Jump to content

  •  

CNers have asked about a donation box for Cloudy Nights over the years, so here you go. Donation is not required by any means, so please enjoy your stay.

Photo

Secondary support for heavy telephoto lens

  • Please log in to reply
6 replies to this topic

#1 sumitshrestha

sumitshrestha

    Sputnik

  • -----
  • topic starter
  • Posts: 27
  • Joined: 04 Nov 2021

Posted 13 August 2022 - 03:48 PM

I have nikon af-s 300mm 2.8 and flat dovetail. I can attach it to the dovetail using single screw. I am thinking of adding secondary support at front of lens. What would be better options for me? 3D printing a ring or buying off the shelf telescope ring? I am really confused as to what I should do. IMG_9170.jpg IMG_9167.jpg



#2 MitchAlsup

MitchAlsup

    Fly Me to the Moon

  • -----
  • Posts: 6,586
  • Joined: 31 Aug 2009

Posted 13 August 2022 - 06:01 PM

For your purposed, wood would be good.



#3 KLWalsh

KLWalsh

    Surveyor 1

  • *****
  • Posts: 1,520
  • Joined: 19 Feb 2014
  • Loc: North Georgia, USA

Posted 13 August 2022 - 08:35 PM

Yes, you definitely need not only to support the lens, but you need a method to keep the lens from yawing to the left or right as the lens is oriented towards different parts of the sky.
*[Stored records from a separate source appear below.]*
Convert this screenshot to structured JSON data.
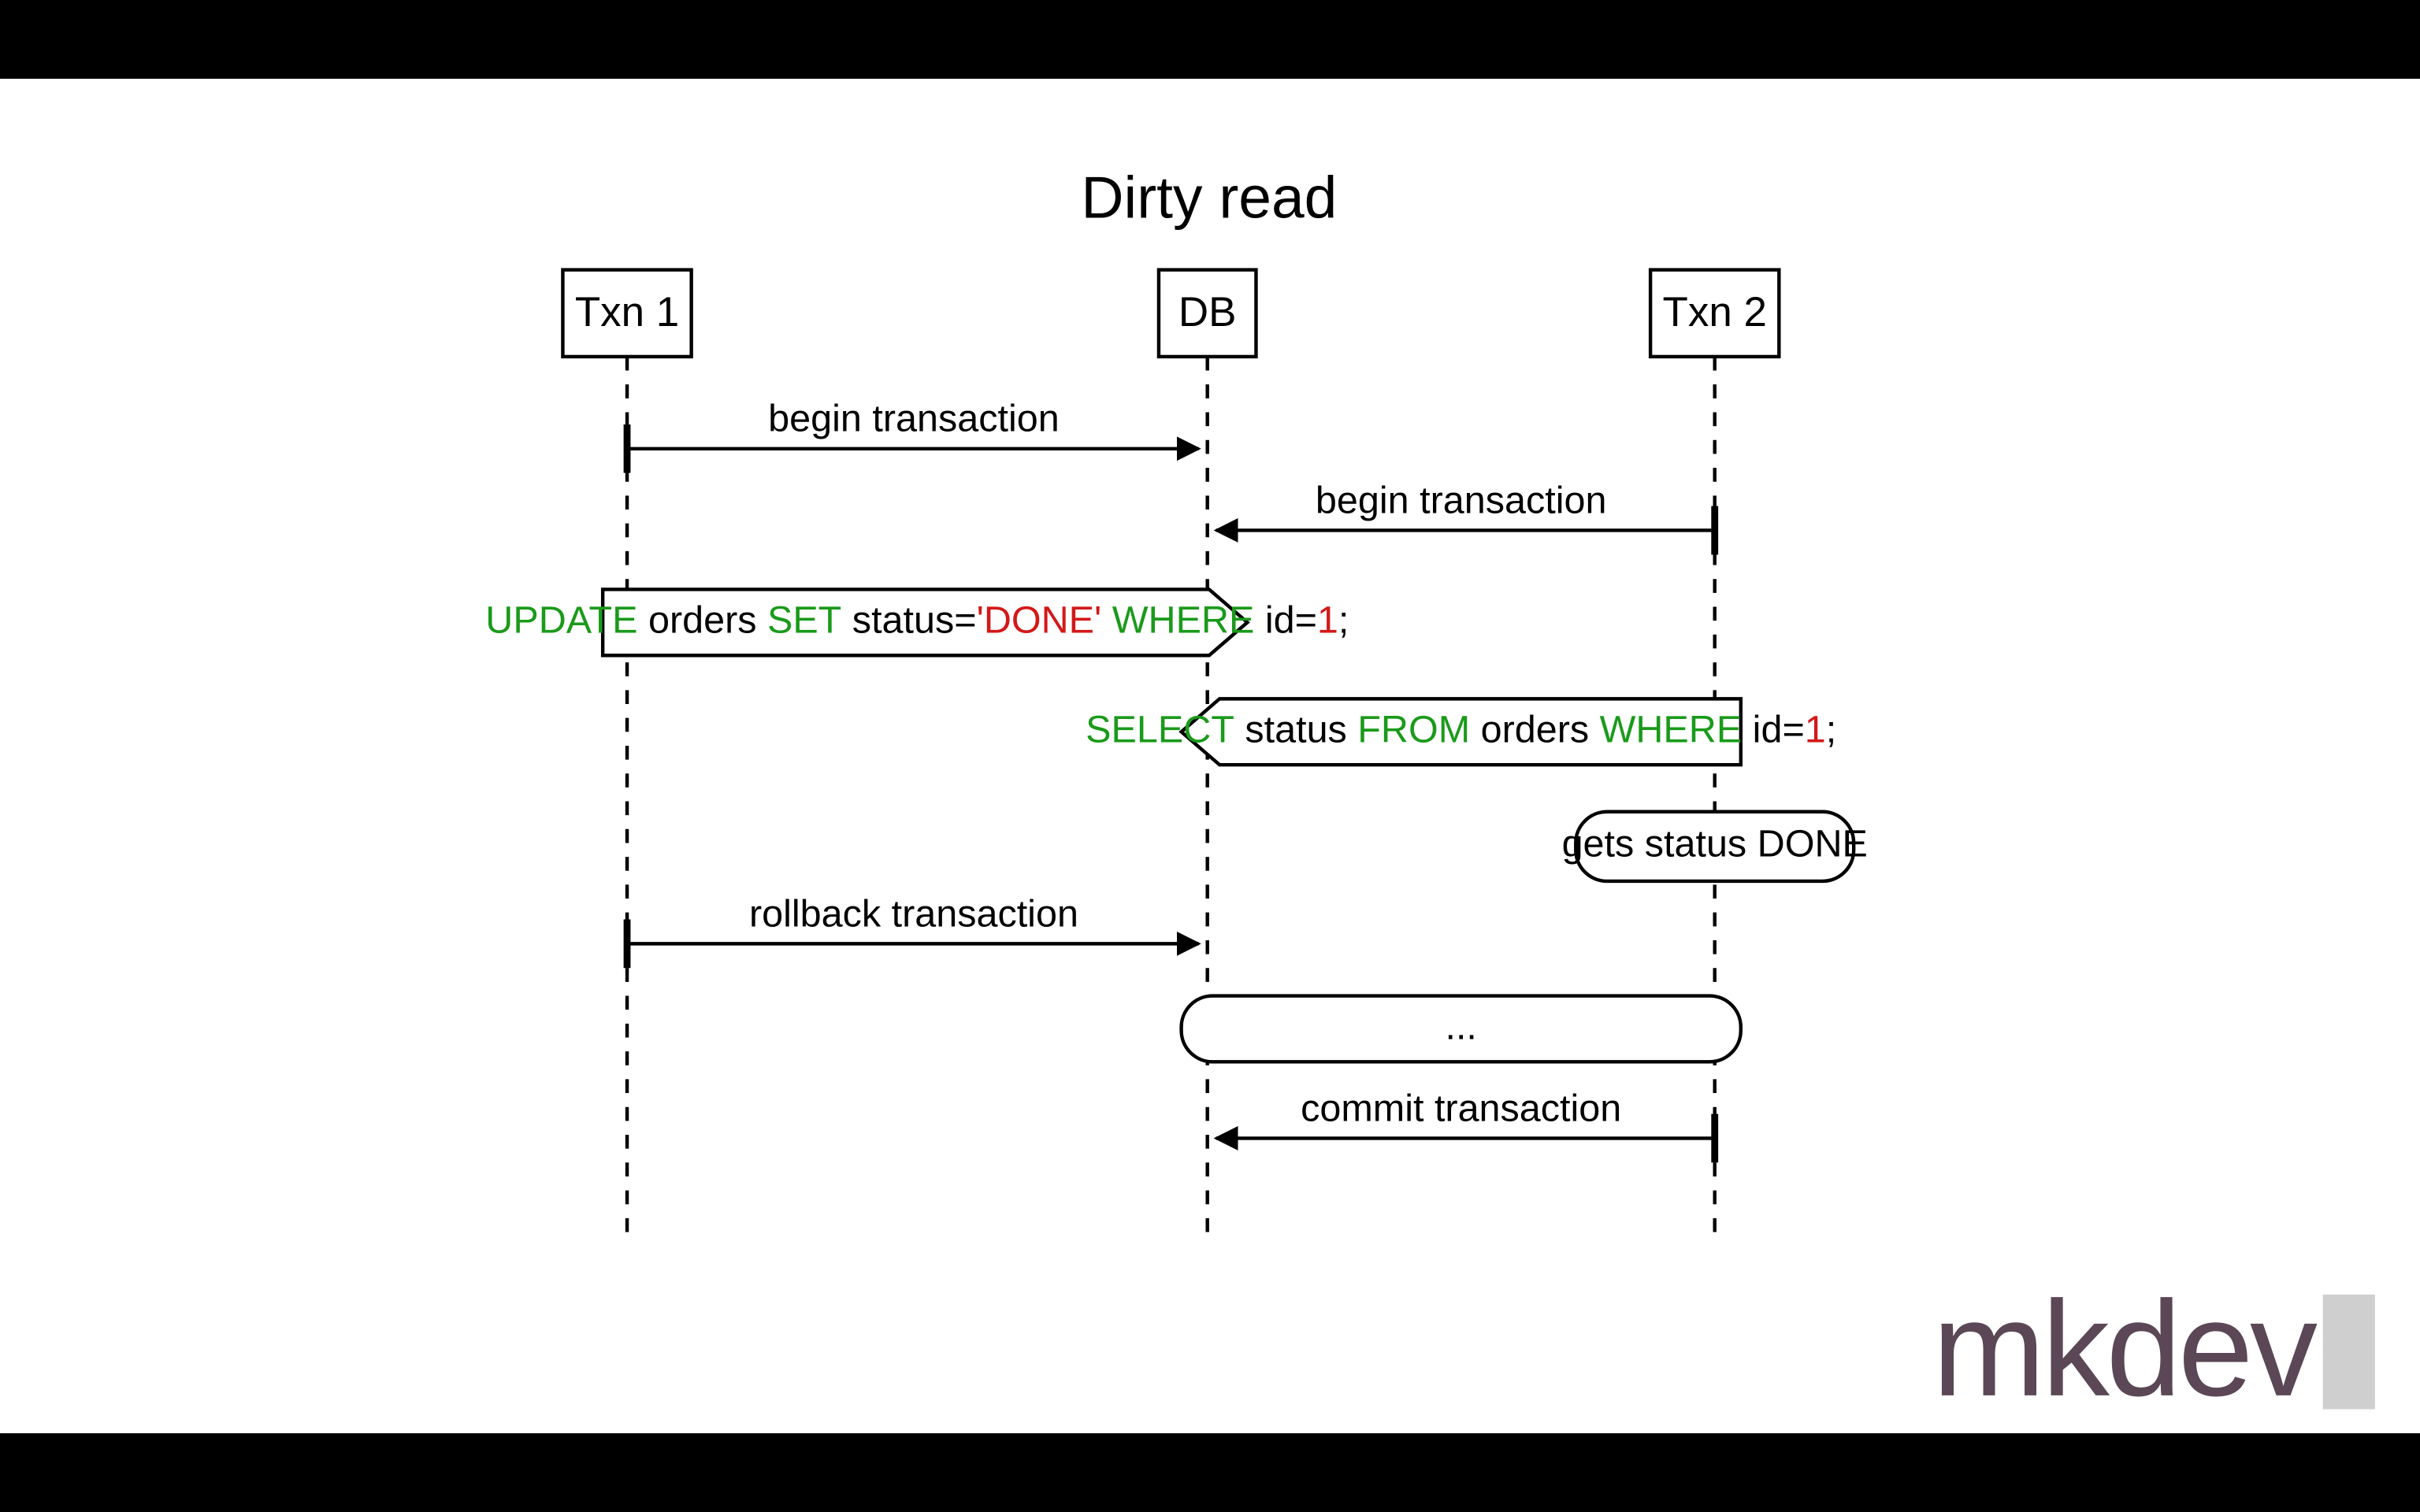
{
  "diagram": {
    "title": "Dirty read",
    "participants": {
      "txn1": "Txn 1",
      "db": "DB",
      "txn2": "Txn 2"
    },
    "messages": {
      "begin1": "begin transaction",
      "begin2": "begin transaction",
      "rollback": "rollback transaction",
      "commit": "commit transaction"
    },
    "sql": {
      "update": {
        "tokens": [
          {
            "t": "UPDATE",
            "c": "green"
          },
          {
            "t": " orders ",
            "c": "black"
          },
          {
            "t": "SET",
            "c": "green"
          },
          {
            "t": " status=",
            "c": "black"
          },
          {
            "t": "'DONE'",
            "c": "red"
          },
          {
            "t": " ",
            "c": "black"
          },
          {
            "t": "WHERE",
            "c": "green"
          },
          {
            "t": " id=",
            "c": "black"
          },
          {
            "t": "1",
            "c": "red"
          },
          {
            "t": ";",
            "c": "black"
          }
        ]
      },
      "select": {
        "tokens": [
          {
            "t": "SELECT",
            "c": "green"
          },
          {
            "t": " status ",
            "c": "black"
          },
          {
            "t": "FROM",
            "c": "green"
          },
          {
            "t": " orders ",
            "c": "black"
          },
          {
            "t": "WHERE",
            "c": "green"
          },
          {
            "t": " id=",
            "c": "black"
          },
          {
            "t": "1",
            "c": "red"
          },
          {
            "t": ";",
            "c": "black"
          }
        ]
      }
    },
    "notes": {
      "result": "gets status DONE",
      "ellipsis": "..."
    }
  },
  "brand": {
    "text": "mkdev"
  }
}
A single-point threaded connection can be torqued loose by the weight of the lens.

The method of support will depend on where the support touches the lens. If the support touches a rotating part of the lens, you might need a rotating ring, a V block with roller contacts, or a V block made from a low-friction plastic like delrin.
If the support touches a non-rotating part of the lens, then almost any simple V block could be used.
If you use a V block, a stiff bungee cord could then be used hold the lens against the block.
  • sumitshrestha likes this

#4 sumitshrestha

sumitshrestha

    Sputnik

  • -----
  • topic starter
  • Posts: 27
  • Joined: 04 Nov 2021

Posted 14 August 2022 - 12:02 PM

For your purposed, wood would be good.

Any specific wood designs that comes to your mind? I am not a carpenter or have done any wood work in past so totally new to this. Thanks for suggestion.



#5 sumitshrestha

sumitshrestha

    Sputnik

  • -----
  • topic starter
  • Posts: 27
  • Joined: 04 Nov 2021

Posted 14 August 2022 - 12:34 PM

Yes, you definitely need not only to support the lens, but you need a method to keep the lens from yawing to the left or right as the lens is oriented towards different parts of the sky. A single-point threaded connection can be torqued loose by the weight of the lens.

The method of support will depend on where the support touches the lens. If the support touches a rotating part of the lens, you might need a rotating ring, a V block with roller contacts, or a V block made from a low-friction plastic like delrin.
If the support touches a non-rotating part of the lens, then almost any simple V block could be used.
If you use a V block, a stiff bungee cord could then be used hold the lens against the block.

 Yellow line is rotating part and light blue is non rotating part. So basically front section does not rotates and has huge ed objective lens. So a support there would be perfect. I was just wondering what kind of support design would work best. I was thinking of using some kind of cord but was worried it might slip under extra pressure. I am fine with investing some money on decent support as long as it gives me peace of mind. Thanks.

Attached Thumbnails

  • 300_1mm.jpg


#6 Jaylab

Jaylab

    Explorer 1

  • *****
  • Posts: 89
  • Joined: 15 Sep 2013

Posted 14 August 2022 - 12:59 PM

I often use this same lens and have never found it to need support with time exposures. This stock lens foot is prone to resonance at shutter speeds from 1/100th to 1/4 second but I have never encountered a problem with longer times.

 

If you still wanted to support the front I would suggest a tapered wood wedge between the region just to the left of your white line and the aluminum foot.

 

-Jay-



#7 MitchAlsup

MitchAlsup

    Fly Me to the Moon

  • -----
  • Posts: 6,586
  • Joined: 31 Aug 2009

Posted 14 August 2022 - 04:24 PM

Any specific wood designs that comes to your mind? I am not a carpenter or have done any wood work in past so totally new to this. Thanks for suggestion.

Prior to the Russian invasion I would have suggested Baltic Birch. Strong, light, out-door grade, beautiful, not-that-expensive, easy to work with standard tools.

 

Also note: with respect to the picture of the lens, there is no <known> reason the holder could not be on the light shroud (forward of the blue non rotating ring.)




CNers have asked about a donation box for Cloudy Nights over the years, so here you go. Donation is not required by any means, so please enjoy your stay.


Recent Topics






Cloudy Nights LLC
Cloudy Nights Sponsor: Astronomics